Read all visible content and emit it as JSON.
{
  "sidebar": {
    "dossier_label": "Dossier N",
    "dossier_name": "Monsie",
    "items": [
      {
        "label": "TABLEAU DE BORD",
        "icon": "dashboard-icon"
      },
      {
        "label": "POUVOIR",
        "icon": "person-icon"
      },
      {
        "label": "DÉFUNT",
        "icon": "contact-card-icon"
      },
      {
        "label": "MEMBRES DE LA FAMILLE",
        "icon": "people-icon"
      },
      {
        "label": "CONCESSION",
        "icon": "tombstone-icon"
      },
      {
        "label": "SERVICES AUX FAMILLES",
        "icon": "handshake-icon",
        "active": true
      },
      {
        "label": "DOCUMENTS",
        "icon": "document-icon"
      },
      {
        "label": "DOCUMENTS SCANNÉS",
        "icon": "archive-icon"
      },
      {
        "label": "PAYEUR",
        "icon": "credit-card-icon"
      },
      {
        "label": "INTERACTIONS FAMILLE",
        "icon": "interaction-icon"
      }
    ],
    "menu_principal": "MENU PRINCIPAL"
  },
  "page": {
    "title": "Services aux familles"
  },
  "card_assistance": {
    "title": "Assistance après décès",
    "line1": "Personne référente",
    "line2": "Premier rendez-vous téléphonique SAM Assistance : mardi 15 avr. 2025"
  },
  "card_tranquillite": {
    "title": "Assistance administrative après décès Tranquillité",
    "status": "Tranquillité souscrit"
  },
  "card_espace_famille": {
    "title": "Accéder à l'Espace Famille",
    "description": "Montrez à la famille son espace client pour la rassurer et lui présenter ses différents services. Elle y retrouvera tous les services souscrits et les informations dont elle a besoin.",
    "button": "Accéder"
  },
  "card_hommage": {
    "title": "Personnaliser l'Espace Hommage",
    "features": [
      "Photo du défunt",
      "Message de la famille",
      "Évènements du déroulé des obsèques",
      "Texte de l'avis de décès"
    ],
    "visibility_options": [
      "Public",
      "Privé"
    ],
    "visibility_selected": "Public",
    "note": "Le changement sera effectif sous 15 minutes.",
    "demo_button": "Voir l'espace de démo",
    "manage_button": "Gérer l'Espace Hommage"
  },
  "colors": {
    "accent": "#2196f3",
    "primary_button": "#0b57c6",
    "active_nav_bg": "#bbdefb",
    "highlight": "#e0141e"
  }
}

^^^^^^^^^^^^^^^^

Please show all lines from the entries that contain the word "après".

    "title": "Assistance après décès",
    "title": "Assistance administrative après décès Tranquillité",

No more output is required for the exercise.